- Article 56 of the Treaty on European Union on March 25th 1957, according to which the restrictions on freedom to provide services within the Union in respect of nationals of Member States who are established in a Member State other than that of a recipient of services are forbidden.

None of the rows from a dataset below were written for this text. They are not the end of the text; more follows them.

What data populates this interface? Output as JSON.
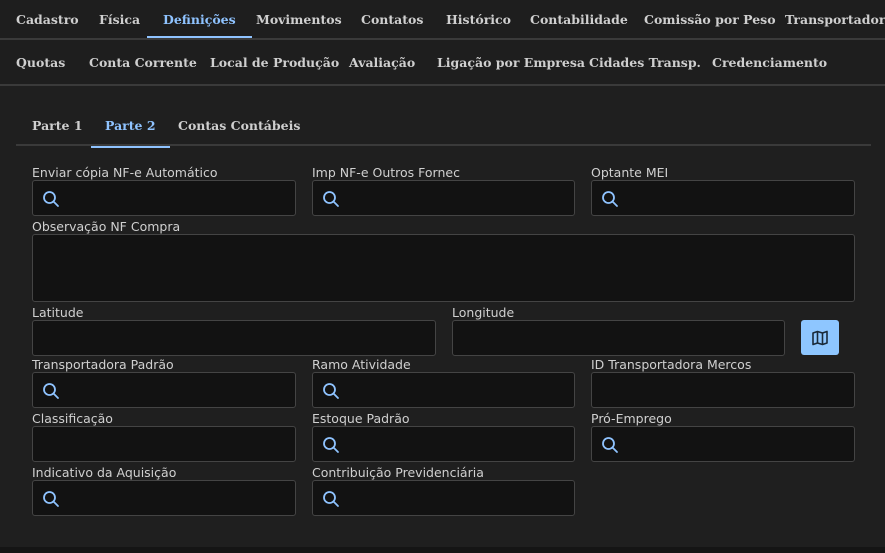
{
  "top_tabs": [
    {
      "label": "Cadastro"
    },
    {
      "label": "Física"
    },
    {
      "label": "Definições",
      "active": true
    },
    {
      "label": "Movimentos"
    },
    {
      "label": "Contatos"
    },
    {
      "label": "Histórico"
    },
    {
      "label": "Contabilidade"
    },
    {
      "label": "Comissão por Peso"
    },
    {
      "label": "Transportador"
    }
  ],
  "second_tabs": [
    {
      "label": "Quotas"
    },
    {
      "label": "Conta Corrente"
    },
    {
      "label": "Local de Produção"
    },
    {
      "label": "Avaliação"
    },
    {
      "label": "Ligação por Empresa"
    },
    {
      "label": "Cidades Transp."
    },
    {
      "label": "Credenciamento"
    }
  ],
  "sub_tabs": [
    {
      "label": "Parte 1"
    },
    {
      "label": "Parte 2",
      "active": true
    },
    {
      "label": "Contas Contábeis"
    }
  ],
  "fields": {
    "enviar_copia": {
      "label": "Enviar cópia NF-e Automático",
      "value": "",
      "icon": "search-icon"
    },
    "imp_nfe": {
      "label": "Imp NF-e Outros Fornec",
      "value": "",
      "icon": "search-icon"
    },
    "optante_mei": {
      "label": "Optante MEI",
      "value": "",
      "icon": "search-icon"
    },
    "observacao": {
      "label": "Observação NF Compra",
      "value": ""
    },
    "latitude": {
      "label": "Latitude",
      "value": ""
    },
    "longitude": {
      "label": "Longitude",
      "value": ""
    },
    "transportadora": {
      "label": "Transportadora Padrão",
      "value": "",
      "icon": "search-icon"
    },
    "ramo": {
      "label": "Ramo Atividade",
      "value": "",
      "icon": "search-icon"
    },
    "id_transp": {
      "label": "ID Transportadora Mercos",
      "value": ""
    },
    "classificacao": {
      "label": "Classificação",
      "value": ""
    },
    "estoque": {
      "label": "Estoque Padrão",
      "value": "",
      "icon": "search-icon"
    },
    "pro_emprego": {
      "label": "Pró-Emprego",
      "value": "",
      "icon": "search-icon"
    },
    "indicativo": {
      "label": "Indicativo da Aquisição",
      "value": "",
      "icon": "search-icon"
    },
    "contribuicao": {
      "label": "Contribuição Previdenciária",
      "value": "",
      "icon": "search-icon"
    }
  },
  "map_button": {
    "icon": "map-icon"
  },
  "colors": {
    "accent": "#8fc3ff",
    "background": "#1e1e1e",
    "field_bg": "#121212",
    "map_button_bg": "#8ec6ff"
  }
}
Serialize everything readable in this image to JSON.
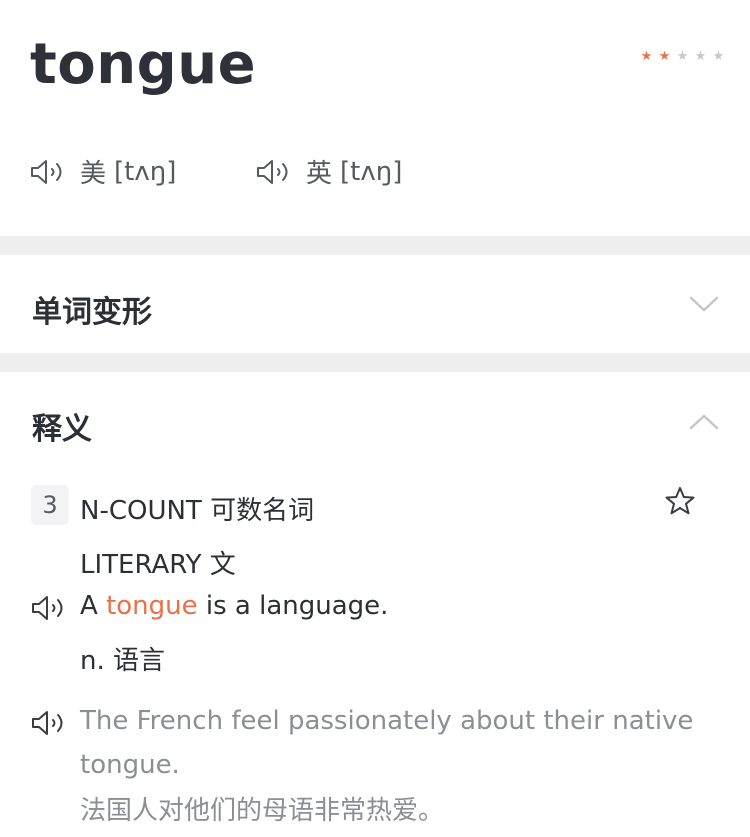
{
  "word": {
    "headword": "tongue",
    "difficulty_stars": {
      "filled": 2,
      "total": 5,
      "filled_color": "#e8714a",
      "empty_color": "#c8c8c8"
    },
    "pronunciations": [
      {
        "region": "美",
        "ipa": "[tʌŋ]"
      },
      {
        "region": "英",
        "ipa": "[tʌŋ]"
      }
    ]
  },
  "sections": {
    "inflections": {
      "title": "单词变形",
      "expanded": false
    },
    "definitions": {
      "title": "释义",
      "expanded": true
    }
  },
  "sense": {
    "number": "3",
    "grammar": "N-COUNT 可数名词",
    "register": "LITERARY 文",
    "definition": {
      "before": "A ",
      "highlight": "tongue",
      "after": " is a language."
    },
    "translation": "n. 语言",
    "example": {
      "en": "The French feel passionately about their native tongue.",
      "zh": "法国人对他们的母语非常热爱。"
    }
  },
  "icons": {
    "speaker": "speaker-icon",
    "chevron_down": "chevron-down-icon",
    "chevron_up": "chevron-up-icon",
    "favorite": "star-outline-icon"
  }
}
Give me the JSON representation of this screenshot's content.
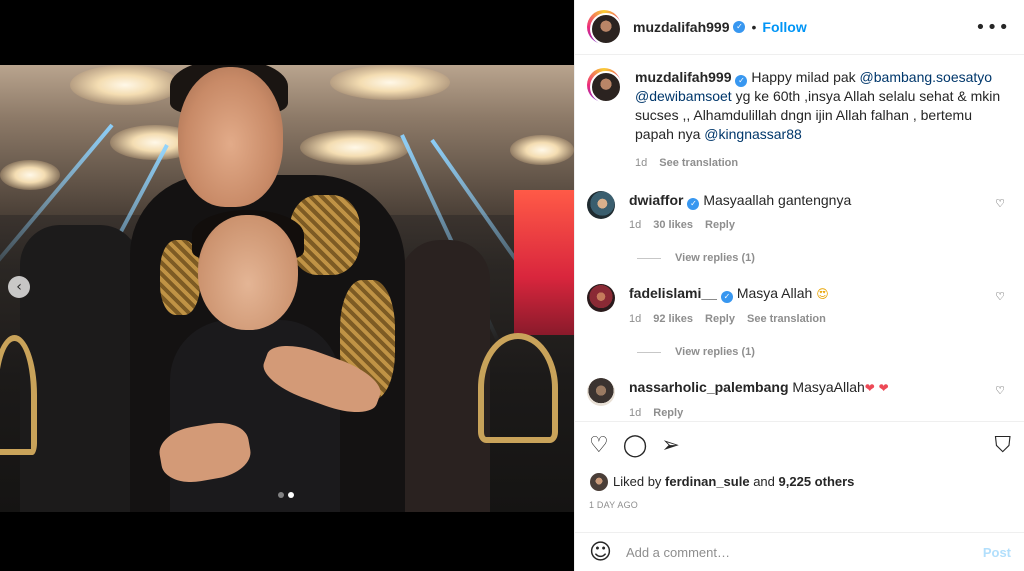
{
  "post": {
    "username": "muzdalifah999",
    "separator": "•",
    "follow_label": "Follow",
    "more_icon": "more-options-icon",
    "carousel": {
      "prev_icon": "chevron-left-icon",
      "total": 2,
      "current": 2
    }
  },
  "caption": {
    "username": "muzdalifah999",
    "text_1": "Happy milad pak ",
    "mention_1": "@bambang.soesatyo",
    "mention_2": "@dewibamsoet",
    "text_2": " yg ke 60th ,insya Allah selalu sehat & mkin sucses ,, Alhamdulillah dngn ijin Allah falhan , bertemu papah nya ",
    "mention_3": "@kingnassar88",
    "time": "1d",
    "translate": "See translation"
  },
  "comments": [
    {
      "username": "dwiaffor",
      "verified": true,
      "text": "Masyaallah gantengnya",
      "time": "1d",
      "likes": "30 likes",
      "reply": "Reply",
      "view_replies": "View replies (1)"
    },
    {
      "username": "fadelislami__",
      "verified": true,
      "text": "Masya Allah",
      "emoji": "😍",
      "time": "1d",
      "likes": "92 likes",
      "reply": "Reply",
      "translate": "See translation",
      "view_replies": "View replies (1)"
    },
    {
      "username": "nassarholic_palembang",
      "verified": false,
      "text": "MasyaAllah",
      "emoji": "❤ ❤",
      "time": "1d",
      "reply": "Reply"
    }
  ],
  "actions": {
    "like_icon": "heart-icon",
    "comment_icon": "comment-icon",
    "share_icon": "share-icon",
    "save_icon": "bookmark-icon",
    "liked_prefix": "Liked by ",
    "liked_user": "ferdinan_sule",
    "liked_mid": " and ",
    "liked_others": "9,225 others",
    "ago": "1 DAY AGO"
  },
  "add_comment": {
    "placeholder": "Add a comment…",
    "post_label": "Post"
  },
  "colors": {
    "link": "#0095f6",
    "mention": "#00376b",
    "muted": "#8e8e8e"
  }
}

Protectionist measures taken by Germany starting this year (MiLoG) seriously affects the freedom of services in the European market – a fundamental principle underpinning the European Union.
- Article 8 of Regulation (EC) no. 593/2008 on the law applicable to contractual obligations (Rome I), which states that the law applicable to the individual employment contract is the law of the country where the employee habitually carries out his work in performance of the contract – namely the Romanian legislation and not the German law (MiLoG) for Romanian drivers
- Article 9 of Regulation No. 1072/2009 of October 21st, 2009 on common rules for access to the international road haulage market commodity – that the rules applicable to cabotage operations do not include national law enforcement of the minimum wage in the host Member State road haulage operators resident who carries out host cabotage in the State;
- Article 1 of Directive 96/71 / EC on the detached workers – namely the drivers of buses and coaches can not be employed within the scope of this Directive because they can not be considered as detached workers, given both the temporary nature of transport operations international incur in Germany and that drivers remain employees of transport in Romania.
- Charter of Fundamental Rights of the European Union (2010 / C 83/02).
In light of the above, we request the European Parliament to urgently undertake all necessary legal and institutional dialog steps to avoid penalizing abusively the Romanian road transport operators by the German authorities for not applying the minimum wage law in Germany, taking into consideration that:
– as employees of transport companies in Romania, Romanian drivers are paid according to the contract of employment and Romanian legislation applicable
– until now the German authorities have not provided clear and comprehensive information on the enforcement of the minimum wage foreign carriers, although entered into force since the beginning of this year;
– for transit operations there is no competition with the resident carriers – either the carriage of goods or for the transport of persons
– The fact that transport operations whose destination / origin Germany – this constitutes a barrier and an obstruction of the free movement of services in the EU
– The fact that including cabotage operations are regulated by European rules and national law is not entitled to bring limitations common European provisions.
We request to the European Parliament to stop MiLoG!
If the EU rules are established by the European Parliament and the European Commission and not the German Bundestag, then MiLoG to be suspended pending clarification of this issue at EU level.
We ask the European Parliament to repeal the application of MiLoG for road transport companies from countries other than Germany!